As a noun flow
is a movement in people or things with a particular way in large numbers or amounts.
As a verb flow
is to move as a fluid from one position to another.
As a proper noun luck is
A movement in people or things with a particular way in large numbers or amounts
The movement of a real or figurative fluid.
, title=(The Celebrity
, passage=Mr. Cooke at once began a tirade against the residents of Asquith for permitting a sandy and generally disgraceful condition of the roads. So roundly did he vituperate the inn management in particular, and with such a loud flow
of words, that I trembled lest he should be heard on the veranda.}}
The rising movement of the tide.
Smoothness or continuity.
The amount of a fluid that moves or the rate of fluid movement.
(psychology) The state of being at one with.
* (movement of the tide) ebb
* dark flow
* ebb and flow
To move as a fluid from one position to another.
- Rivers flow from springs and lakes.
To proceed; to issue forth.
- Tears flow from the eyes.
- Wealth flows from industry and economy.
To move or match smoothly, gracefully, or continuously.
- Those thousand decencies that daily flow / From all her words and actions.
- The writing is grammatically correct, but it just doesn't flow .
To have or be in abundance; to abound, so as to run or flow over.
* Bible, Joel iii. 18
- Virgil is sweet and flowing in his hexameters.
* Prof. Wilson
- In that day the hills shall flow with milk.
To hang loosely and wave.
- the exhilaration of a night that needed not the influence of the flowing bowl
* A. Hamilton
- a flowing''' mantle; '''flowing locks
To rise, as the tide; opposed to ebb .
- the imperial purple flowing in his train
- The tide flows twice in twenty-four hours.
(computing) To arrange (text in a wordprocessor, etc.) so that it wraps neatly into a designated space; to reflow.
To cover with water or other liquid; to overflow; to inundate; to flood.
To cover with varnish.
To discharge excessive blood from the uterus.
- The river hath thrice flowed , no ebb between.
Something that happens to someone by chance, a chance occurrence.
- The raffle is just a matter of luck .

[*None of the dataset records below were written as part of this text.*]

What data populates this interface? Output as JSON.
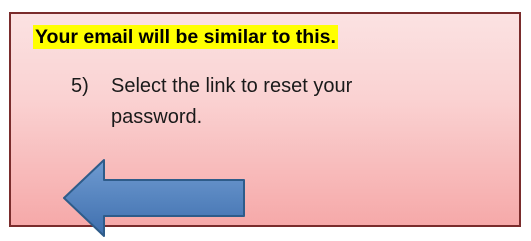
{
  "callout": {
    "headline": "Your email will be similar to this.",
    "step_number": "5)",
    "step_text": "Select the link to reset your password.",
    "arrow_icon": "left-arrow-icon",
    "colors": {
      "headline_highlight": "#ffff00",
      "card_gradient_top": "#fbe2e2",
      "card_gradient_bottom": "#f6a9a9",
      "card_border": "#7a2c2c",
      "arrow_fill": "#4f81bd",
      "arrow_stroke": "#2e5c8a"
    }
  }
}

- Sometimes it takes a bit of luck to get success.
- I couldn't believe my luck when I found a fifty dollar bill on the street.
A superstitious feeling that brings fortune or success.
- Gilbert had some bad luck yesterday — he got pick-pocketed and lost fifty dollars.
- He blew on the dice for luck .
- I wish you lots of luck for the exam tomorrow.
- I tried for ages to find a pair of blue suede shoes, but didn't have any luck .
- He has a lot of luck with the ladies, perhaps it is because of his new motorbike.
* fortune (both senses)
* bad luck
* down on one's luck
* good luck
* lucky break
* luck out
* luck of the draw
* luck of the Irish
* luck upon
* push one's luck
* ride one's luck
* run of bad luck
* sheer luck
* streak of good luck
To succeed by chance.
To rely on luck.
- His plan lucked out.
To carry out relying on luck.
- No plan. We're just to going to have to luck through.
1000 English basic words
- Our plan is to luck it through.